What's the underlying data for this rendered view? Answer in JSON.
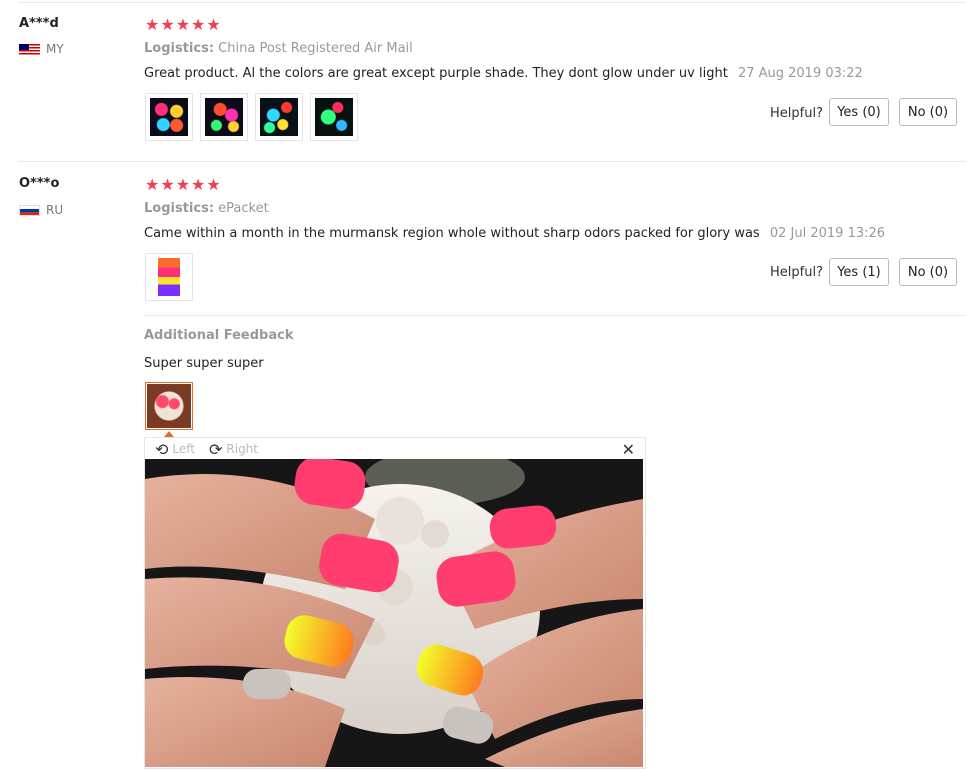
{
  "reviews": [
    {
      "user": "A***d",
      "country": "MY",
      "stars": "★★★★★",
      "logistics_label": "Logistics:",
      "logistics_value": "China Post Registered Air Mail",
      "text": "Great product. Al the colors are great except purple shade. They dont glow under uv light",
      "date": "27 Aug 2019 03:22",
      "helpful_label": "Helpful?",
      "yes_label": "Yes (0)",
      "no_label": "No (0)"
    },
    {
      "user": "O***o",
      "country": "RU",
      "stars": "★★★★★",
      "logistics_label": "Logistics:",
      "logistics_value": "ePacket",
      "text": "Came within a month in the murmansk region whole without sharp odors packed for glory was",
      "date": "02 Jul 2019 13:26",
      "helpful_label": "Helpful?",
      "yes_label": "Yes (1)",
      "no_label": "No (0)",
      "additional_title": "Additional Feedback",
      "additional_text": "Super super super"
    }
  ],
  "viewer": {
    "left_label": "Left",
    "right_label": "Right",
    "rotate_left_icon": "rotate-left-icon",
    "rotate_right_icon": "rotate-right-icon",
    "close_icon": "close-icon"
  },
  "colors": {
    "stars": "#f0414b",
    "muted": "#999999",
    "border": "#e8e8e8"
  }
}
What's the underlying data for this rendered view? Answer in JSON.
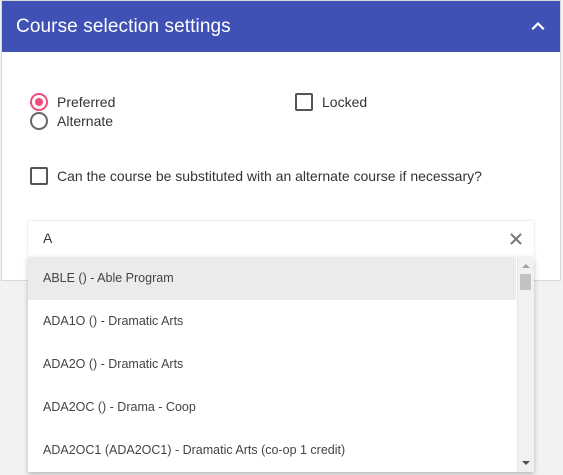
{
  "header": {
    "title": "Course selection settings",
    "background": "#3f51b5",
    "collapse_icon": "chevron-up-icon"
  },
  "options": {
    "preferred_label": "Preferred",
    "alternate_label": "Alternate",
    "locked_label": "Locked",
    "selected": "Preferred",
    "locked_checked": false
  },
  "substitute": {
    "label": "Can the course be substituted with an alternate course if necessary?",
    "checked": false
  },
  "search": {
    "value": "A",
    "clear_icon": "close-icon"
  },
  "dropdown": {
    "highlighted_index": 0,
    "items": [
      "ABLE () - Able Program",
      "ADA1O () - Dramatic Arts",
      "ADA2O () - Dramatic Arts",
      "ADA2OC () - Drama - Coop",
      "ADA2OC1 (ADA2OC1) - Dramatic Arts (co-op 1 credit)"
    ]
  },
  "colors": {
    "accent_radio": "#ef4d7e",
    "highlight_row": "#ebebeb"
  }
}
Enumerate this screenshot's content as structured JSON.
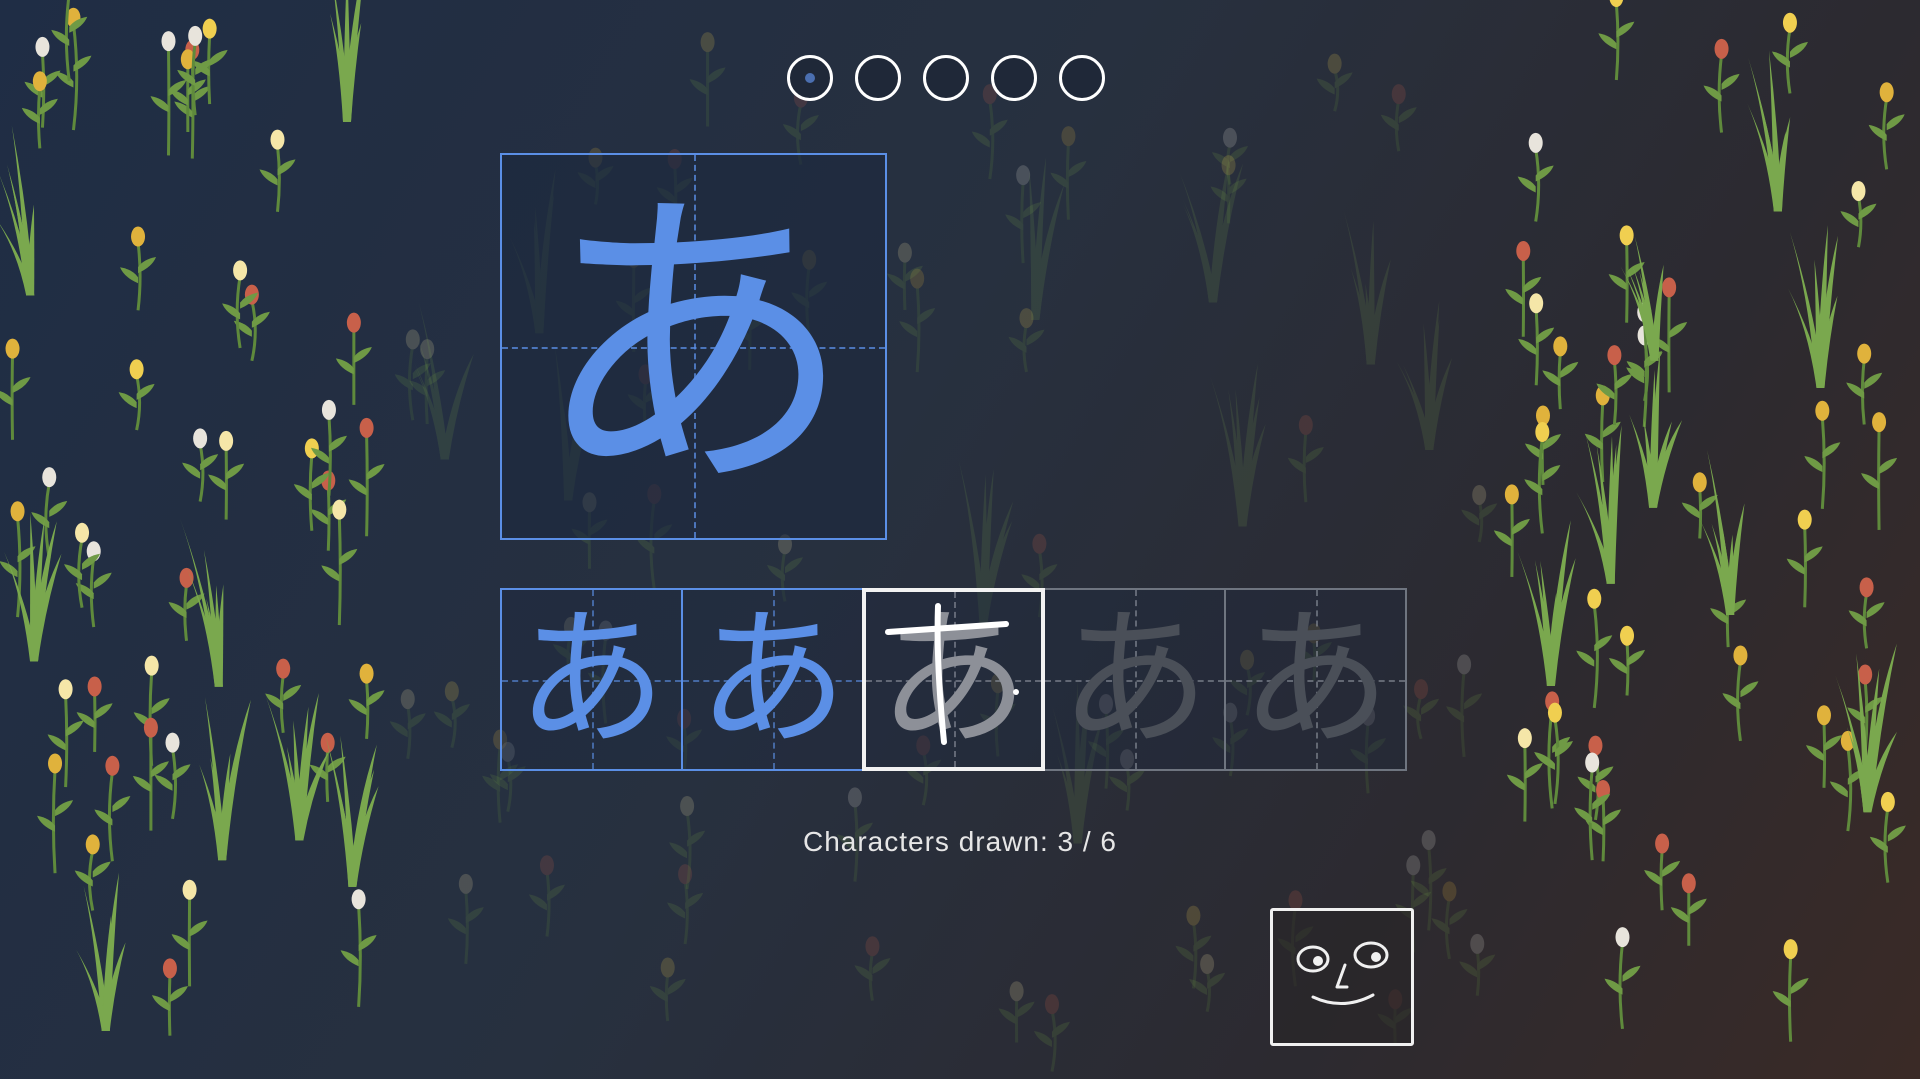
{
  "progress": {
    "total_steps": 5,
    "current_step": 1
  },
  "lesson": {
    "character": "あ",
    "stroke_color": "#5b8fe6"
  },
  "practice": {
    "cells": [
      {
        "char": "あ",
        "state": "done"
      },
      {
        "char": "あ",
        "state": "done"
      },
      {
        "char": "あ",
        "state": "current"
      },
      {
        "char": "あ",
        "state": "empty"
      },
      {
        "char": "あ",
        "state": "empty"
      }
    ]
  },
  "status": {
    "text": "Characters drawn: 3 / 6"
  },
  "helper": {
    "icon": "face-icon"
  },
  "theme": {
    "accent": "#5b8fe6",
    "current_border": "#f2f2f2",
    "empty_border": "#6f7580"
  }
}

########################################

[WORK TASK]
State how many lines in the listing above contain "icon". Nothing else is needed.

[ANSWER TO THE EXERCISE]
6